The good news is that there is a new model for these partnerships with public school chartering authorities that has been piloted by the Chicago Public Schools and the Midwest Province of the Lasallian Christian Brothers. The schools that resulted from this partnership – the Catalyst Schools – were first studied and reported in the research literature by Proehl, Starnes and Everett (2015). These researchers found indications of a high degree of satisfaction of all stakeholders which was clearly not found in the three previously mentioned locales. This discovery led to my own research (Hollowell, 2016) which uncovered some important differences between the Catalyst Schools and previous partnerships with public school chartering agencies in Washington D.C., Miami, and Indianapolis. Among the new directions charted by the Catalyst Schools leadership, two stood out that seemed to make the critical difference in stakeholder satisfaction:

  • hiring faculty and administrators who were aligned to the Christian Brother charism of educating the poor
  • allowing and encouraging those teachers to participate in traditional professional development opportunities provided by the Lasallian Christian Brothers.

The Lasallian Christian Brothers have been running schools and writing about teaching and learning for over 300 years. Catalyst Schools teachers study side-by-side with teachers at Christian Brother schools as they reflect upon the methods first pioneered by St. John Baptiste de la Salle – the patron St. of Catholic school teachers! This approach to professional development is worth thoroughly understanding by those who will be collaborating with the Diocese of Memphis. It may or may not be able to be replicated in other venues but it is absolutely thriving in Chicago.

The Catalyst model deserves close scrutiny by all leaders around the country who are forced to consider these types of Catholic-to-charter conversions.
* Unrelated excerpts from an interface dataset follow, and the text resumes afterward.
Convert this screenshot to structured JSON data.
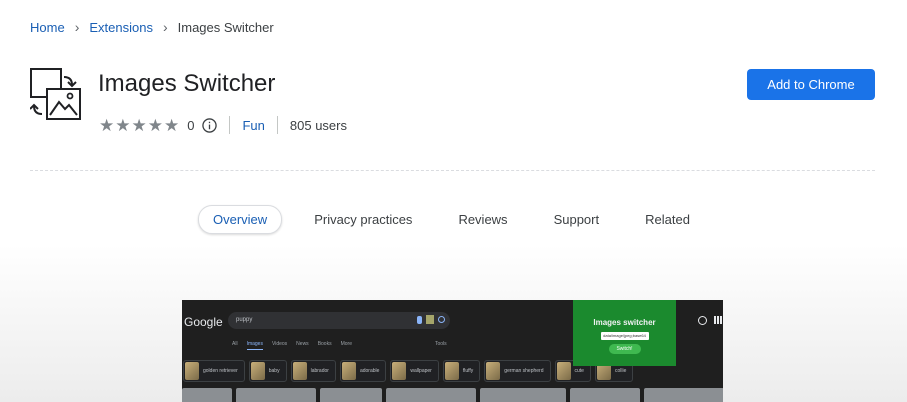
{
  "breadcrumb": {
    "items": [
      "Home",
      "Extensions",
      "Images Switcher"
    ]
  },
  "extension": {
    "title": "Images Switcher",
    "rating": 0,
    "rating_count": "0",
    "category": "Fun",
    "users": "805 users",
    "add_button_label": "Add to Chrome"
  },
  "tabs": [
    {
      "label": "Overview",
      "active": true
    },
    {
      "label": "Privacy practices",
      "active": false
    },
    {
      "label": "Reviews",
      "active": false
    },
    {
      "label": "Support",
      "active": false
    },
    {
      "label": "Related",
      "active": false
    }
  ],
  "screenshot": {
    "logo": "Google",
    "search_query": "puppy",
    "filters": [
      "All",
      "Images",
      "Videos",
      "News",
      "Books",
      "More"
    ],
    "tools": "Tools",
    "chips": [
      "golden retriever",
      "baby",
      "labrador",
      "adorable",
      "wallpaper",
      "fluffy",
      "german shepherd",
      "cute",
      "collie"
    ],
    "popup": {
      "title": "Images switcher",
      "input_value": "data/image/jpeg;base64",
      "button": "Switch!"
    }
  },
  "colors": {
    "accent": "#1a73e8",
    "link": "#1a5fb4",
    "popup_bg": "#1b8a2e"
  }
}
References

Brinson, D. (2010). Turning loss into renewal: Catholic schools, charter schools, and the Miami experience (pp. 1-22, Rep.). New York: Seton Education Partners.

Carr, K. A. (2014). When Catholic schools close and become charter schools: A case study of organizational narratives and legitimacy (Unpublished doctoral dissertation). Indiana University.

Hollowell, J. D. (2016). Collaboration of a religious order and a public school chartering authority (Doctoral Dissertation). Retrieved from ProQuest Dissertations and Theses database. (UMI No. 10120501)

Proehl, R., Starnes, H., & Everett, S. (2015). Catalyst Schools: The Catholic Ethos and Public Charter Schools. Journal of Catholic Education, 18(2), 125-158.   doi:10.15365/joce.1802072015

Smarick, A. (2010). Catholic schools become charter schools: Lessons from the Washington experience (pp. 1-26, Rep.). New York: Seton Education Partners.